In his Critique of Judgement Kant alleges that the sensation of disgust alone produces a mental response so adverse to enjoyment, that the artistic representation of an object regarded as disgusting can never be a source of aesthetic pleasure or satisfaction. Yet art that repulses – whether morally, emotionally, or physically – is remarkably common.

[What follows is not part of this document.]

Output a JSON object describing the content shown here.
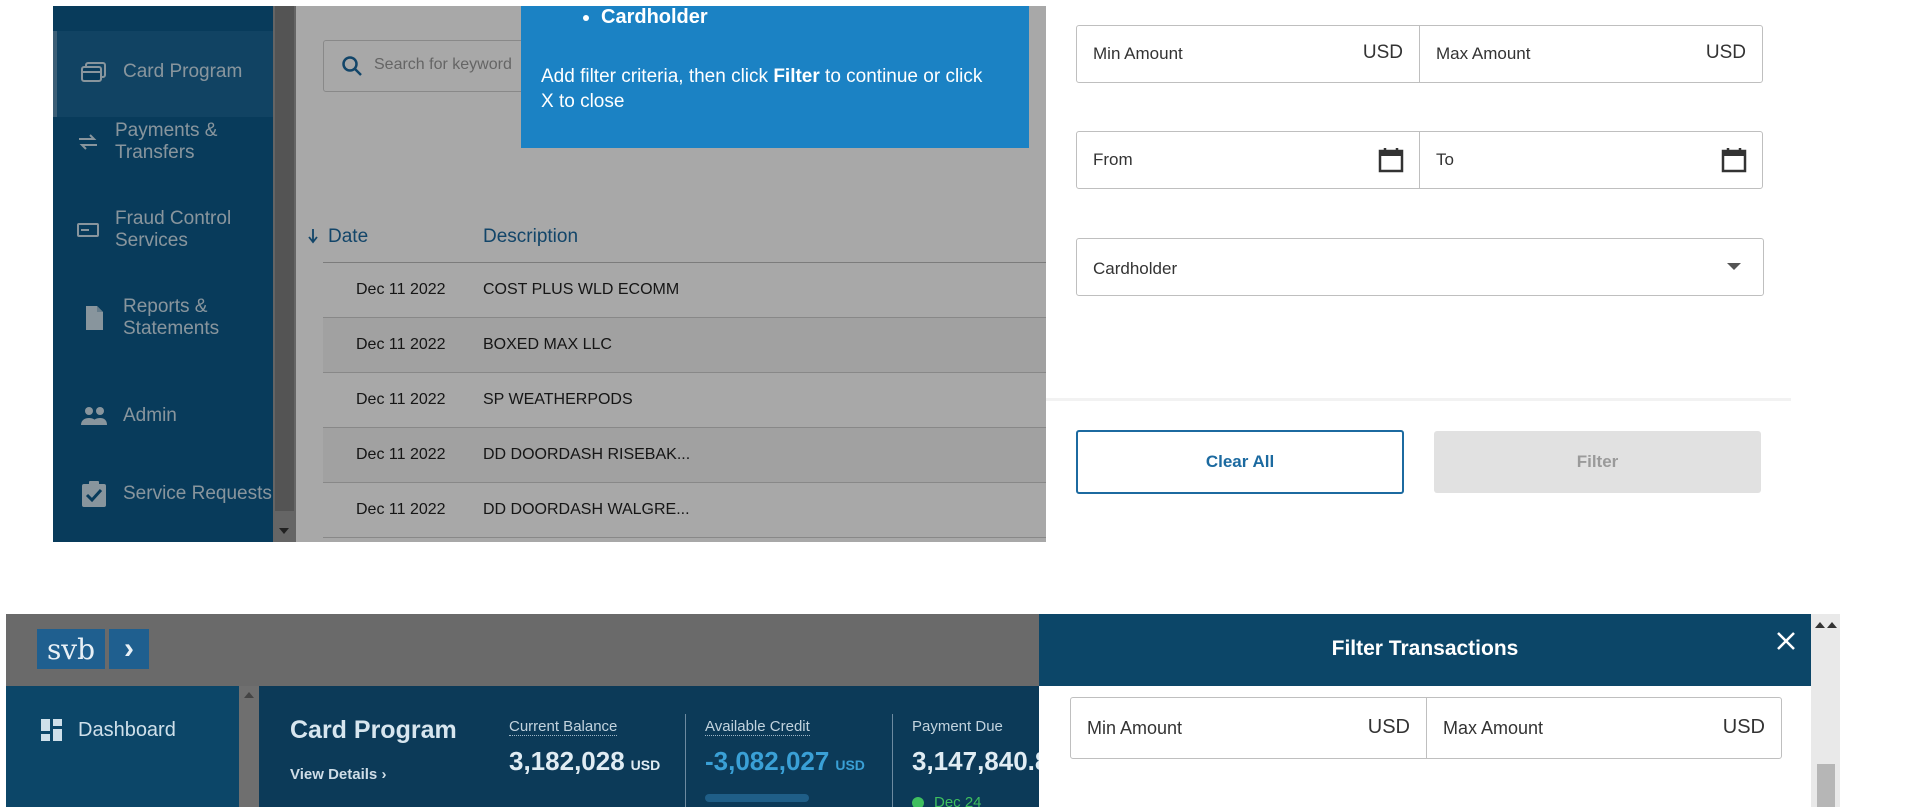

While the latter two varieties are likely consistent across the history of the work’s reception, the former changes alongside the ethical and aesthetic sensibilities of a society. Millais’ Ophelia was initially condemned for the natural backdrop, painted with the same level of detail accorded to the piece’s eponymous but un-emphasised subject, a decision regarded by one critic as “perverse”; the depiction of Ophelia post-suicide was received with similar hostility because the representation of death by drowning involved the use of imagery typically associated with fallen women. The purity of the fictional, idealised heroine was tainted by this: it was alleged that Millais’ painting “robs … that maiden of all pathos and beauty.” Today Ophelia is the best-selling postcard of the Tate Britain, renowned worldwide as an image of a tragic, but poetically beautiful, death.
A more recent work of art, ostensibly of a different kind to Millais’ now undisputed masterpiece, but one which treats a comparable theme, and which has courted similar controversy on account of the shocking nature of its technique and effect, is Damien Hirst’s A Thousand Years. This piece has also been attacked on multiple grounds – for its lack of skill and excessive reliance on concept, and for its vulgarity. But one of the most interesting accusations levelled against Hirst involves his dependency on shock tactics. A Thousand Years consists of a decomposing cow’s head, slowly being devoured by maggots, which become flies, then die themselves. The process isn’t merely representative, but real. Even by Hirst’s standards, the spectacle is revolting.
Intellectually, Hirst’s artwork – his notoriously-repulsive shock-factor pieces, at least – does something fairly interesting, in terms of how they challenge pre-conceptions about the aesthetic function of art. He isn’t the first to have done this, of course, but the extreme he takes it to is unprecedented. And even if all A Thousand Years does is shock, its effect shook the artworld and its intellectual aftermath. Nonetheless, emotionally it is lacking. Hirst has claimed that the fear of death is the strongest feeling humans experience, the only idea there is, and what art is all about. But while a decomposing cow’s head must inspire a sense of disgust, even horror, it probably isn’t immediately evocative of fear. The work is almost indisputably about death, but not necessarily about the emotion we connect with it. I’m not convinced that the piece persuades the viewer to be frightened.
If, on a country walk, you had the misfortune to come across the carrion of a dead animal (probably not a cow’s head, since I’m not sure how regularly bovine decapitation occurs in the wild) surrounded by cloud of insect mourners buzzing a funeral dirge, your response would no doubt be similar that which A Thousand Years evoked when exhibited: shock, disgust – the process of decomposition may well even act as a memento mori, as Hirst seems to have intended his piece to be. The impact of putrid flesh on the observer is the same, regardless of whether we view it as art or not.
I think that’s one of the crucial differences between Hirst’s A Thousand Years and Duchamp’s Fountain, another piece which famously uses shock as a means of forcing upon its spectators an awareness of what exactly it means to look upon something as art. The response you have to a urinal in a gallery is entirely different to response you have when encounter one in a toilet (which, at its most extreme, is probably relief or maybe revulsion, depending on its state). The transposition of the urinal to an artistic context transforms the object; the transposition of the cow’s head to a vitrine with the addition of a pretentious title does not. The artist, in the context of A Thousand Years is making you look at something disgusting, at death, but besides that his role is essentially expendable: he isn’t changing the way you look at it. The physical repulsion you experience may be augmented by additional shock at seeing such an unorthodox spectacle within a gallery (although given Hirst’s reputation this is increasingly unlikely). But by playing off something already bound to produce a certain instinctive reaction, Hirst is cheapening the emotional impact and value art can have.